In search of your Secret Garden

By Paul Willies

Special to FDI Alliance International


University Corporate Center

Things are looking good in the good ol’ USA – if you parse away the politics. Inflation is down, unemployment is reaching levels not seen in 17 years, job growth is up – the value of your home has surpassed the all-time high of 2008!
But how do you market your area to someone sitting in a corporate office in Frankfurt, London, or Paris?

Right now, the United States has a black eye politically, and talk of sanctions against foreign countries is not a good back drop for encouraging new inward investment.
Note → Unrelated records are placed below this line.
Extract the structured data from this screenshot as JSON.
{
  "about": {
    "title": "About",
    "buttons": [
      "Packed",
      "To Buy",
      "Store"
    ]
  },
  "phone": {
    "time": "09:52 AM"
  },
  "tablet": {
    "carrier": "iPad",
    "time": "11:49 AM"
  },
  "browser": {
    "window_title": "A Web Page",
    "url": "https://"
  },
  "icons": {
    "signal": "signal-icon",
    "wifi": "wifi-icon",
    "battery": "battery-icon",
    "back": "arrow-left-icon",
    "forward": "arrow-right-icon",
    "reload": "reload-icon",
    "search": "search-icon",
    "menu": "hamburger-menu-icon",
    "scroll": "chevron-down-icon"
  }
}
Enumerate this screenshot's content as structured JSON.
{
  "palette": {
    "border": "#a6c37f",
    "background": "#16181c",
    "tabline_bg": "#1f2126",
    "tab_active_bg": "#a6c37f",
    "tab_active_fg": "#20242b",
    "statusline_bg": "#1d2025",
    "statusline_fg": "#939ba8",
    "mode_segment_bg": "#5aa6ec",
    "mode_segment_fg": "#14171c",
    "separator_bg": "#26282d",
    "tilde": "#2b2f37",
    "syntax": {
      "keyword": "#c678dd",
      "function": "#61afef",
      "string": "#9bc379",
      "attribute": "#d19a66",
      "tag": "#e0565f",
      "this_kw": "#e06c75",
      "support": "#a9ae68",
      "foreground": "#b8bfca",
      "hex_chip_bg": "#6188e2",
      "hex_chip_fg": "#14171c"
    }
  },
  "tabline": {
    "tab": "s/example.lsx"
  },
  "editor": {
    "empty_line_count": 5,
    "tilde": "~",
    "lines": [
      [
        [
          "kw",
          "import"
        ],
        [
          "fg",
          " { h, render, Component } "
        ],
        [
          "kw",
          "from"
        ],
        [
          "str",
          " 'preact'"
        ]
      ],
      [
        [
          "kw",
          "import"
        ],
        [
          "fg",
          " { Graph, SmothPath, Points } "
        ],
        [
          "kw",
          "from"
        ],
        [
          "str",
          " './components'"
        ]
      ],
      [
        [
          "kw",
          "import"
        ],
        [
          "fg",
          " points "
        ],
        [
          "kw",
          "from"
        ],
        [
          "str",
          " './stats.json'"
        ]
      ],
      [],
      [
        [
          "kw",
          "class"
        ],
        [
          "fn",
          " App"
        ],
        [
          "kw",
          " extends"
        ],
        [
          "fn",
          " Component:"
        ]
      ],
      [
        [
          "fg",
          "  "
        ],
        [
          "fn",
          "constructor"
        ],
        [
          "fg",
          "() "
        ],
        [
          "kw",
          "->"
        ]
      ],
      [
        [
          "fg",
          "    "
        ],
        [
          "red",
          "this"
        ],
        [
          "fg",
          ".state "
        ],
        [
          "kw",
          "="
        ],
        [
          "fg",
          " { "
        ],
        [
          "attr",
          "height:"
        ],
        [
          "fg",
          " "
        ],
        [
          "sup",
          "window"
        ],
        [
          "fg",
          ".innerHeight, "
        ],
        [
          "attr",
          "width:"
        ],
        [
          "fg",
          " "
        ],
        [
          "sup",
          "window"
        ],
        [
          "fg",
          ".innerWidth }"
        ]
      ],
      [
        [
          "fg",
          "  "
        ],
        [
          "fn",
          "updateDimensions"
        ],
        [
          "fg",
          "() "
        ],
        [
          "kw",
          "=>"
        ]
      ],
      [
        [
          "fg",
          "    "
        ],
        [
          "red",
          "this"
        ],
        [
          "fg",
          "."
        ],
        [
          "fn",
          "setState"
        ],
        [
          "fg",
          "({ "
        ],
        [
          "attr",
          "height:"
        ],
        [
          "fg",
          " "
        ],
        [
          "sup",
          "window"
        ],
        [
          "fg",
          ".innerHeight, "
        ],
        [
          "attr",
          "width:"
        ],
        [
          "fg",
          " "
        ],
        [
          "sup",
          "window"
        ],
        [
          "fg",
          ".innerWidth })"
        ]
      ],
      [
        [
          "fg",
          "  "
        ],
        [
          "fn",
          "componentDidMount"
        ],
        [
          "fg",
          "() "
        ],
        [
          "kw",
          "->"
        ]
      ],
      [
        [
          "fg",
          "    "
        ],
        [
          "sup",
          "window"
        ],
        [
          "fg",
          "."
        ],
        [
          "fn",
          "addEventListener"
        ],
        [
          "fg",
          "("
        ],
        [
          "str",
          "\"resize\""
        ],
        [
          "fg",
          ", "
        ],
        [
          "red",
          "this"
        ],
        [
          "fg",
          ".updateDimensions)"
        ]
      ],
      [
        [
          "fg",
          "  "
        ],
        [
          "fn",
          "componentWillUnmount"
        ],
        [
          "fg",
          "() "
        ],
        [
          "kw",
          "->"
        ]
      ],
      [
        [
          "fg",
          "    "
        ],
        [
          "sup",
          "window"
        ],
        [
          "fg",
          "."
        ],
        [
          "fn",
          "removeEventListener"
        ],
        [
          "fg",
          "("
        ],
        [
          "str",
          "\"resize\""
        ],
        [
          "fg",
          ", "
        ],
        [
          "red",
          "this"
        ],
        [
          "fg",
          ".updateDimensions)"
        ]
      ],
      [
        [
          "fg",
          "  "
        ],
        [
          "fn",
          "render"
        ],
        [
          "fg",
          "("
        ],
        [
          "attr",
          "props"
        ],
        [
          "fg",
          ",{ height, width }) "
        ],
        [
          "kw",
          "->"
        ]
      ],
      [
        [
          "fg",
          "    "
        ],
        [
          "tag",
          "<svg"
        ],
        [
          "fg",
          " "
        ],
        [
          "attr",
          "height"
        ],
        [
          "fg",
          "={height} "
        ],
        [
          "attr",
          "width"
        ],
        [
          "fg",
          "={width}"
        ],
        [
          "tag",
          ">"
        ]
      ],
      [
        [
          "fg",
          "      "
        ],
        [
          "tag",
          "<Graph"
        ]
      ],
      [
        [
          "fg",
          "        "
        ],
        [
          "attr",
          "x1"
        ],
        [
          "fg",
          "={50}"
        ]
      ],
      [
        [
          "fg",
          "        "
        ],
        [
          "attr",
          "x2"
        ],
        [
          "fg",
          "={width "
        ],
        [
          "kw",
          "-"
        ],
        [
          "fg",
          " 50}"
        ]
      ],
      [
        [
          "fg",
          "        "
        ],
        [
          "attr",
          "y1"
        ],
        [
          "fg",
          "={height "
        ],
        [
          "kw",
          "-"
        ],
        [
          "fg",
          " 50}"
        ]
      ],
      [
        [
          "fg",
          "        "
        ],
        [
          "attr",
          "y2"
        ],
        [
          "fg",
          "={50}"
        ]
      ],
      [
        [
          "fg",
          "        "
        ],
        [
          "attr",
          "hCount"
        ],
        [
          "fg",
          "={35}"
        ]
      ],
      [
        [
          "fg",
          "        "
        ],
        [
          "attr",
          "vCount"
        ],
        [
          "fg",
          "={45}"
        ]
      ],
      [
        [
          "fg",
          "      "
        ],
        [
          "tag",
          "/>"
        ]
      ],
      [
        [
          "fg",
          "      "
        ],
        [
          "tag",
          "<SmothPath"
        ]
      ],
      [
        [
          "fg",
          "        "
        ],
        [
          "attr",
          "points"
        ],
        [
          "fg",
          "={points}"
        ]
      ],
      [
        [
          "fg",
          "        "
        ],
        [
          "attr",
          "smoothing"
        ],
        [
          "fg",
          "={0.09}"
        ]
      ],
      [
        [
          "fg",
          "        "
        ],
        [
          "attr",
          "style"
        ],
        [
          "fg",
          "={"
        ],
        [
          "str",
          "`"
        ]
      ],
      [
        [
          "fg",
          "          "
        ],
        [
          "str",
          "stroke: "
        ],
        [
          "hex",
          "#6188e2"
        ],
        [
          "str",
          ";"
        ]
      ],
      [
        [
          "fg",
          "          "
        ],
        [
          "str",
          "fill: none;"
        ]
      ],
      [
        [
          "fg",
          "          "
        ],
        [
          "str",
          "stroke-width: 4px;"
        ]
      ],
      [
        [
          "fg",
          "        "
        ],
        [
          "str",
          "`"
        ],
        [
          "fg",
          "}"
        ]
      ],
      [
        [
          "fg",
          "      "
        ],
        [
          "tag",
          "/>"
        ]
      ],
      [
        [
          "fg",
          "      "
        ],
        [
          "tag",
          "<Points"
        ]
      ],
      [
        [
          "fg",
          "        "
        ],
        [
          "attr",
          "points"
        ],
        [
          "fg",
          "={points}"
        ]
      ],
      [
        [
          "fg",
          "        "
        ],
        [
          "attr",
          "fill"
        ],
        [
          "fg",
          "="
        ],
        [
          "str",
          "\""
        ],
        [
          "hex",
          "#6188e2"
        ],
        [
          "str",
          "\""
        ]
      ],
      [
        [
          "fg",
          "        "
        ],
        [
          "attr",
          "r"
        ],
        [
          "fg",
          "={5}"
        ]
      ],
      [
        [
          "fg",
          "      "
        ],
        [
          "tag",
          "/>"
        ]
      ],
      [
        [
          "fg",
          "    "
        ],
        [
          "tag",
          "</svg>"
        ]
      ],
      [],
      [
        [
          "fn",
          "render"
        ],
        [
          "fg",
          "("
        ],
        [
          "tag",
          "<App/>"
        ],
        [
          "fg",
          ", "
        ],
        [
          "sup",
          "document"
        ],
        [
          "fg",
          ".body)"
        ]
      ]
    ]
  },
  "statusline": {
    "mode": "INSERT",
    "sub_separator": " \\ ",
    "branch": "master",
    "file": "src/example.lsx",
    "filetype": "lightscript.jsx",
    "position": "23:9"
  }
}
But nevertheless, the savvy investor knows that political winds change – and opportunity lies in the Secret Garden.

Secret Garden

Most Europeans equate the United States to the kitch of the tourist parks of Orlando, or the bustle of New York, Chicago and Los Angeles … but have no appreciation for the thousands of miles of country in between. When you live in a country or city where the language can change within a two-hour drive, where your dream of a family holiday is only a few hundred miles down the road – yet seems a distant thought – the idea that it might take 44 hours (2,983.6 miles) non-stop to get from Boston to Los Angeles by road is a bit daunting.

The game is to present your Secret Garden; that one place in the middle of nowhere that offers a nirvana of opportunity with the least risk. If you build it, will they come?

Capital costs associated with constructing the infrastructure and buildings of tomorrow vary widely by location and remain hard to predict – the cost to construct in London or New York exceeds $3,200 per M2 (10.76 Sq ft.). Fluctuating currencies and commodity prices, and unexpected political developments, have added to a complex and dynamic mix over the past 12 months. These factors add further dimensions of risk to investment decision making, increasing the challenges associated with securing certainty of outcome. Commercial industrial manufacturing has been experiencing a renaissance in the US, partly as a result of low energy costs and the increasing costs of imports from Asia, driven in part by higher wages. This is clearly a trend that will accelerate with renewed political support. Investors are able to consider manufacturing across sectors in the US due to further innovations in technology and sophisticated management systems in recent years.
There will be continuing investment in manufacturing if the pace of “reshoring” accelerates.

Employment

Ramping up your new manufacturing plant. The availability of filling positions is critical in the process of developing a new production or distribution center. High unemployment actually offers a large pool of potential workers – albeit in need of training. Offering training programs to potential investors can take the edge off the concern of filling positions. Technology and distant training can attract hungry applicants to the Secret Garden.

Quality of life

Where the cost of one-bedroom apartment in New York hovers around $2,000 a month – as much as $5,000 in London – the idea that a similar apartment would cost less than $1,000 – or an entire house $2,000 - is appealing to those slaving away to pay the rent, let alone the opportunity of actually owning your own castle!
And for recreation?

The lure of the wilderness – tranquility, peacefulness - can be powerful against the bustle of city life, although the perks of a Starbucks (no pun intended) has its place. The cultural aspects of the community need to be played as hard as the financial gain.

Transportation

University Corporate Center

If you live in London or New York there is a high probability you don’t own a car – you might not even have a driver’s license – you have no need. Bus, train and taxi services are less expensive options than parking a car in Manhattan or Paris. However, living in the suburbs or rural districts of a distant county – a car is vital to your wellbeing – access to a nearby airport holds appeal. In attracting employees to far-flung corners of the state, offering incentives for transportation could make or break filling a position.

Distribution

OK so you have built the best mousetrap money can buy – now you need to get it to market. Availability of cost-effective distribution by truck, rail, sea or air becomes a factor in the decision process.

Facilitating economic growth and prosperity through efficient movement of goods is at the center of any comprehensive transportation plan. Assessing the most efficient means of freight movement requires careful consideration. Concerns for open and competitive markets for the shipment of goods are weighed against concerns such as congestion mitigation and road safety. Each mode provides certain benefits when compared to the other, however those benefits typically entail a trade-off for some other cost. Advocates for the movement of goods by road point to speed and flexibility factors. Advocates for the movement of goods by rail point to safety and energy efficiency factors - the interrelated elements of air and water movement of goods should not be ignored.

Counting your blessings

Taxation issues can take a bite out of the bottom line. The cost of concurrency fees, building permits, and re-zoning issues can bring a well-thought-out plan to its knees. Many communities offer incentive packages that can take the sting from the risk of placing your investment in their district. And for most, the taxation levels are lower in far-flung communities than larger built-up ones – so taking the county road to the far ends of the earth may pay dividends in the long-term.


Paul Willies is a regular contributor to FDI Alliance, a commercial real estate appraiser based in Tampa, Florida, and the owner of Appraisal Development International, Inc (www.appraisaldevelopment.com) and can be reached at paul@appraisaldevelopment.com